[Start of section]
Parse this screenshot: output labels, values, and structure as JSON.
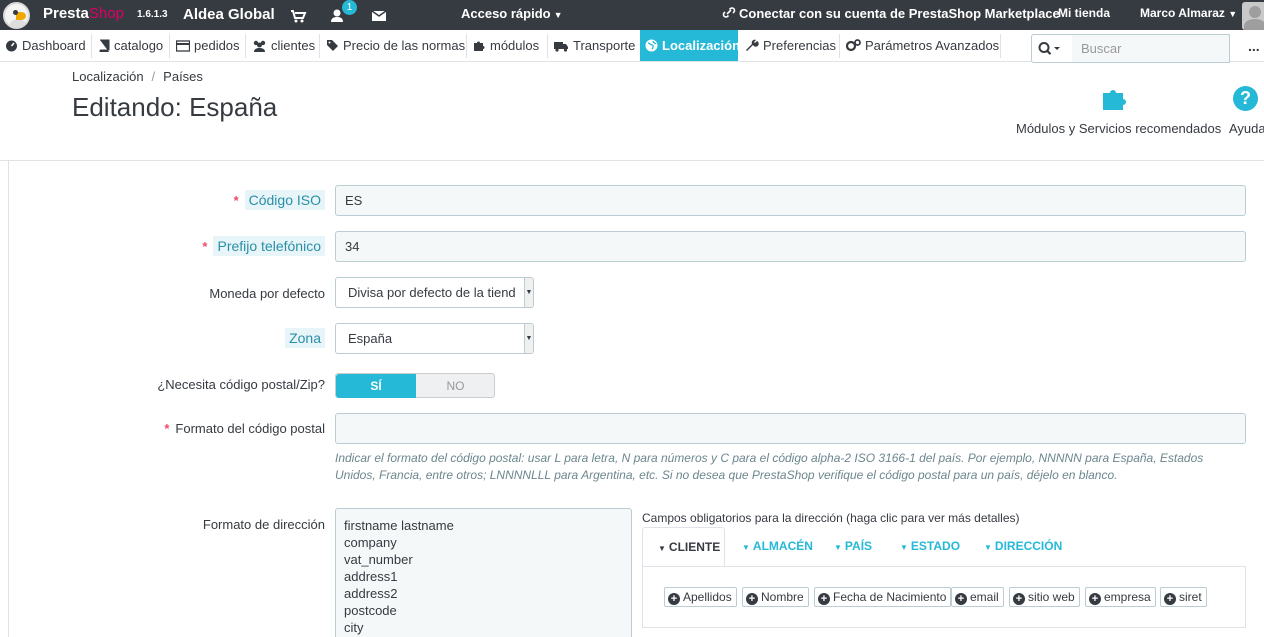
{
  "topbar": {
    "brand_part1": "Presta",
    "brand_part2": "Shop",
    "version": "1.6.1.3",
    "shop_name": "Aldea Global",
    "notification_count": "1",
    "quick_access": "Acceso rápido",
    "marketplace": "Conectar con su cuenta de PrestaShop Marketplace",
    "my_store": "Mi tienda",
    "user_name": "Marco Almaraz"
  },
  "nav": {
    "items": [
      {
        "label": "Dashboard",
        "icon": "dashboard-icon"
      },
      {
        "label": "catalogo",
        "icon": "book-icon"
      },
      {
        "label": "pedidos",
        "icon": "credit-card-icon"
      },
      {
        "label": "clientes",
        "icon": "users-icon"
      },
      {
        "label": "Precio de las normas",
        "icon": "tag-icon"
      },
      {
        "label": "módulos",
        "icon": "puzzle-icon"
      },
      {
        "label": "Transporte",
        "icon": "truck-icon"
      },
      {
        "label": "Localización",
        "icon": "globe-icon",
        "active": true
      },
      {
        "label": "Preferencias",
        "icon": "wrench-icon"
      },
      {
        "label": "Parámetros Avanzados",
        "icon": "cogs-icon"
      }
    ],
    "search_placeholder": "Buscar",
    "more": "..."
  },
  "header": {
    "breadcrumb": [
      "Localización",
      "Países"
    ],
    "title": "Editando: España",
    "modules_label": "Módulos y Servicios recomendados",
    "help_label": "Ayuda"
  },
  "form": {
    "iso_label": "Código ISO",
    "iso_value": "ES",
    "phone_label": "Prefijo telefónico",
    "phone_value": "34",
    "currency_label": "Moneda por defecto",
    "currency_value": "Divisa por defecto de la tiend",
    "zone_label": "Zona",
    "zone_value": "España",
    "zip_needed_label": "¿Necesita código postal/Zip?",
    "zip_yes": "SÍ",
    "zip_no": "NO",
    "zip_format_label": "Formato del código postal",
    "zip_format_value": "",
    "zip_help": "Indicar el formato del código postal: usar L para letra, N para números y C para el código alpha-2 ISO 3166-1 del país. Por ejemplo, NNNNN para España, Estados Unidos, Francia, entre otros; LNNNNLLL para Argentina, etc. Si no desea que PrestaShop verifique el código postal para un país, déjelo en blanco.",
    "address_format_label": "Formato de dirección",
    "address_lines": [
      "firstname lastname",
      "company",
      "vat_number",
      "address1",
      "address2",
      "postcode",
      "city"
    ],
    "required_fields_title": "Campos obligatorios para la dirección (haga clic para ver más detalles)",
    "tabs": [
      "CLIENTE",
      "ALMACÉN",
      "PAÍS",
      "ESTADO",
      "DIRECCIÓN"
    ],
    "chips": [
      "Apellidos",
      "Nombre",
      "Fecha de Nacimiento",
      "email",
      "sitio web",
      "empresa",
      "siret"
    ]
  },
  "colors": {
    "topbar": "#363a41",
    "accent": "#25b9d7",
    "brand_pink": "#df0067",
    "required": "#e84e6a"
  }
}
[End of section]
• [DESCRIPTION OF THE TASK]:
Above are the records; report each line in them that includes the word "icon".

• [ANSWER SECTION]:
        "icon": "dashboard-icon"
        "icon": "book-icon"
        "icon": "credit-card-icon"
        "icon": "users-icon"
        "icon": "tag-icon"
        "icon": "puzzle-icon"
        "icon": "truck-icon"
        "icon": "globe-icon",
        "icon": "wrench-icon"
        "icon": "cogs-icon"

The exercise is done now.